◆ Task details ◆
Return all the data verbatim but without images.

◆ Source data ◆

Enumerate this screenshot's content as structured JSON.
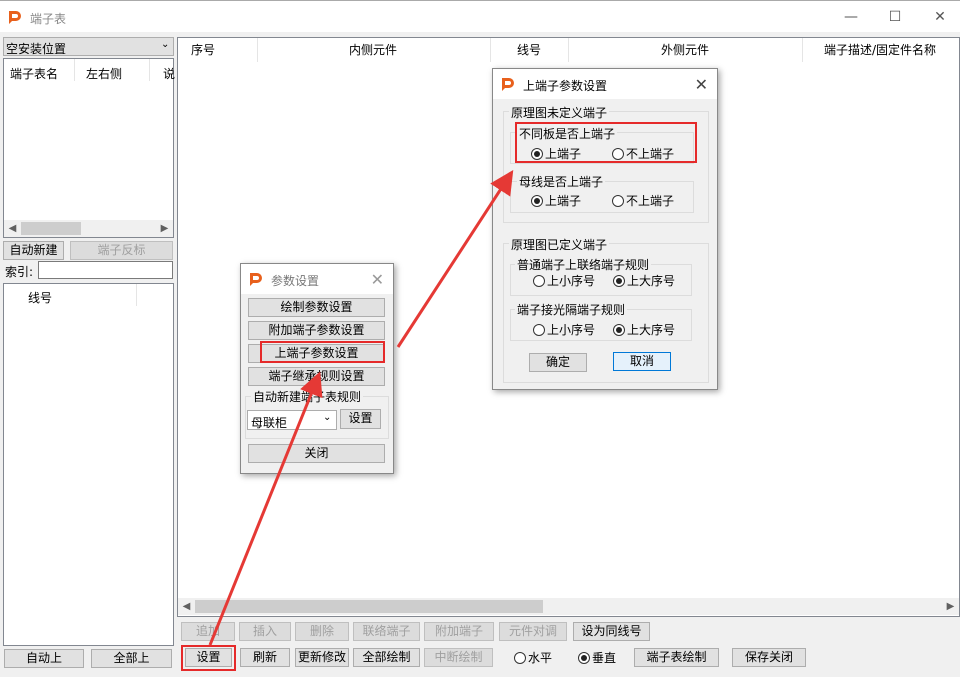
{
  "window": {
    "title": "端子表",
    "minimize_icon": "minimize-icon",
    "maximize_icon": "maximize-icon",
    "close_icon": "close-icon"
  },
  "left": {
    "location_select": "空安装位置",
    "list_headers": [
      "端子表名",
      "左右侧",
      "说"
    ],
    "auto_new": "自动新建",
    "terminal_reverse": "端子反标",
    "index_label": "索引:",
    "index_value": "",
    "line_header": "线号",
    "auto_up": "自动上",
    "all_up": "全部上"
  },
  "table": {
    "headers": [
      "序号",
      "内侧元件",
      "线号",
      "外侧元件",
      "端子描述/固定件名称"
    ]
  },
  "toolbar1": [
    "追加",
    "插入",
    "删除",
    "联络端子",
    "附加端子",
    "元件对调",
    "设为同线号"
  ],
  "toolbar2": {
    "settings": "设置",
    "refresh": "刷新",
    "update": "更新修改",
    "draw_all": "全部绘制",
    "interrupt_draw": "中断绘制",
    "horizontal": "水平",
    "vertical": "垂直",
    "table_draw": "端子表绘制",
    "save_close": "保存关闭",
    "orientation_selected": "垂直"
  },
  "param_dialog": {
    "title": "参数设置",
    "buttons": [
      "绘制参数设置",
      "附加端子参数设置",
      "上端子参数设置",
      "端子继承规则设置"
    ],
    "rule_group": "自动新建端子表规则",
    "rule_select": "母联柜",
    "rule_set": "设置",
    "close": "关闭"
  },
  "terminal_dialog": {
    "title": "上端子参数设置",
    "group1": "原理图未定义端子",
    "sub1": "不同板是否上端子",
    "sub1_opts": [
      "上端子",
      "不上端子"
    ],
    "sub2": "母线是否上端子",
    "sub2_opts": [
      "上端子",
      "不上端子"
    ],
    "group2": "原理图已定义端子",
    "sub3": "普通端子上联络端子规则",
    "sub3_opts": [
      "上小序号",
      "上大序号"
    ],
    "sub4": "端子接光隔端子规则",
    "sub4_opts": [
      "上小序号",
      "上大序号"
    ],
    "ok": "确定",
    "cancel": "取消"
  },
  "colors": {
    "highlight": "#e52a2a",
    "arrow": "#e53935",
    "brand": "#e8601c"
  }
}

◆ Task answer ◆
Enumerate this screenshot's content as structured JSON.
{
  "window": {
    "title": "端子表",
    "minimize_icon": "minimize-icon",
    "maximize_icon": "maximize-icon",
    "close_icon": "close-icon"
  },
  "left": {
    "location_select": "空安装位置",
    "list_headers": [
      "端子表名",
      "左右侧",
      "说"
    ],
    "auto_new": "自动新建",
    "terminal_reverse": "端子反标",
    "index_label": "索引:",
    "index_value": "",
    "line_header": "线号",
    "auto_up": "自动上",
    "all_up": "全部上"
  },
  "table": {
    "headers": [
      "序号",
      "内侧元件",
      "线号",
      "外侧元件",
      "端子描述/固定件名称"
    ]
  },
  "toolbar1": [
    "追加",
    "插入",
    "删除",
    "联络端子",
    "附加端子",
    "元件对调",
    "设为同线号"
  ],
  "toolbar2": {
    "settings": "设置",
    "refresh": "刷新",
    "update": "更新修改",
    "draw_all": "全部绘制",
    "interrupt_draw": "中断绘制",
    "horizontal": "水平",
    "vertical": "垂直",
    "table_draw": "端子表绘制",
    "save_close": "保存关闭",
    "orientation_selected": "垂直"
  },
  "param_dialog": {
    "title": "参数设置",
    "buttons": [
      "绘制参数设置",
      "附加端子参数设置",
      "上端子参数设置",
      "端子继承规则设置"
    ],
    "rule_group": "自动新建端子表规则",
    "rule_select": "母联柜",
    "rule_set": "设置",
    "close": "关闭"
  },
  "terminal_dialog": {
    "title": "上端子参数设置",
    "group1": "原理图未定义端子",
    "sub1": "不同板是否上端子",
    "sub1_opts": [
      "上端子",
      "不上端子"
    ],
    "sub2": "母线是否上端子",
    "sub2_opts": [
      "上端子",
      "不上端子"
    ],
    "group2": "原理图已定义端子",
    "sub3": "普通端子上联络端子规则",
    "sub3_opts": [
      "上小序号",
      "上大序号"
    ],
    "sub4": "端子接光隔端子规则",
    "sub4_opts": [
      "上小序号",
      "上大序号"
    ],
    "ok": "确定",
    "cancel": "取消"
  },
  "colors": {
    "highlight": "#e52a2a",
    "arrow": "#e53935",
    "brand": "#e8601c"
  }
}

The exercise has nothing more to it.